Data records for software interfaces:
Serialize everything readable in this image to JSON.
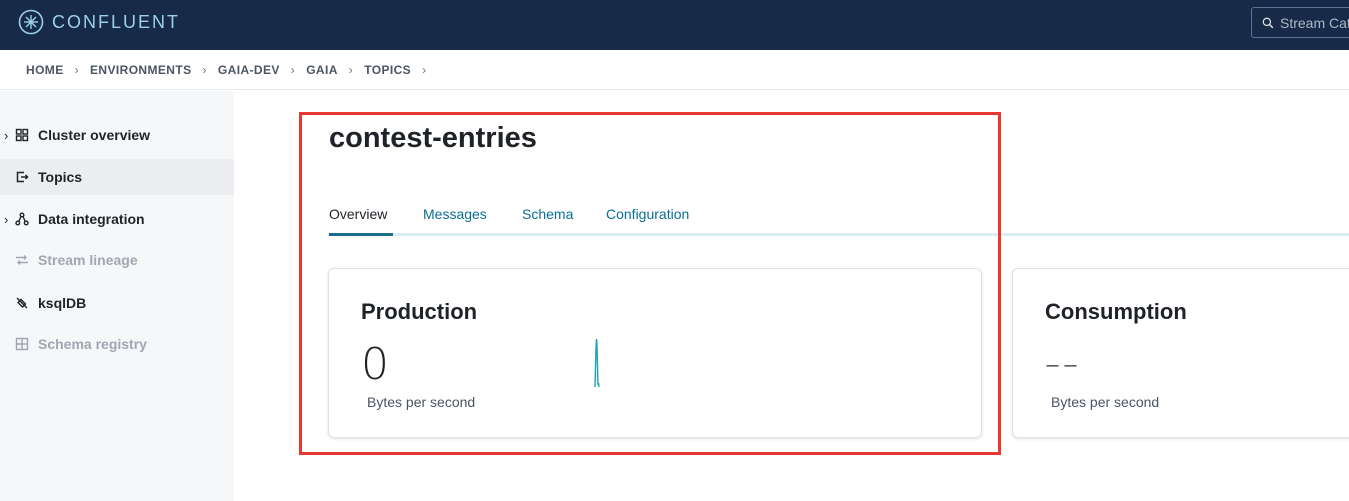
{
  "app": {
    "brand": "CONFLUENT"
  },
  "search": {
    "placeholder": "Stream Catalog"
  },
  "breadcrumb": [
    "HOME",
    "ENVIRONMENTS",
    "GAIA-DEV",
    "GAIA",
    "TOPICS"
  ],
  "sidebar": {
    "items": [
      {
        "label": "Cluster overview",
        "icon": "grid-icon",
        "expandable": true,
        "active": false,
        "disabled": false
      },
      {
        "label": "Topics",
        "icon": "topics-icon",
        "expandable": false,
        "active": true,
        "disabled": false
      },
      {
        "label": "Data integration",
        "icon": "integration-icon",
        "expandable": true,
        "active": false,
        "disabled": false
      },
      {
        "label": "Stream lineage",
        "icon": "lineage-icon",
        "expandable": false,
        "active": false,
        "disabled": true
      },
      {
        "label": "ksqlDB",
        "icon": "ksqldb-icon",
        "expandable": false,
        "active": false,
        "disabled": false
      },
      {
        "label": "Schema registry",
        "icon": "schema-icon",
        "expandable": false,
        "active": false,
        "disabled": true
      }
    ]
  },
  "topic": {
    "name": "contest-entries",
    "tabs": [
      "Overview",
      "Messages",
      "Schema",
      "Configuration"
    ],
    "active_tab": "Overview"
  },
  "production": {
    "title": "Production",
    "value": "0",
    "unit": "Bytes per second"
  },
  "consumption": {
    "title": "Consumption",
    "value": "––",
    "unit": "Bytes per second"
  },
  "colors": {
    "topbar": "#172a47",
    "accent": "#0a6f94",
    "sparkline": "#1aa5b8",
    "highlight": "#e8382f"
  }
}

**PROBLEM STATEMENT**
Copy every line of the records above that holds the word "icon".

**OUTPUT FOR THIS EXERCISE**
        "icon": "grid-icon",
        "icon": "topics-icon",
        "icon": "integration-icon",
        "icon": "lineage-icon",
        "icon": "ksqldb-icon",
        "icon": "schema-icon",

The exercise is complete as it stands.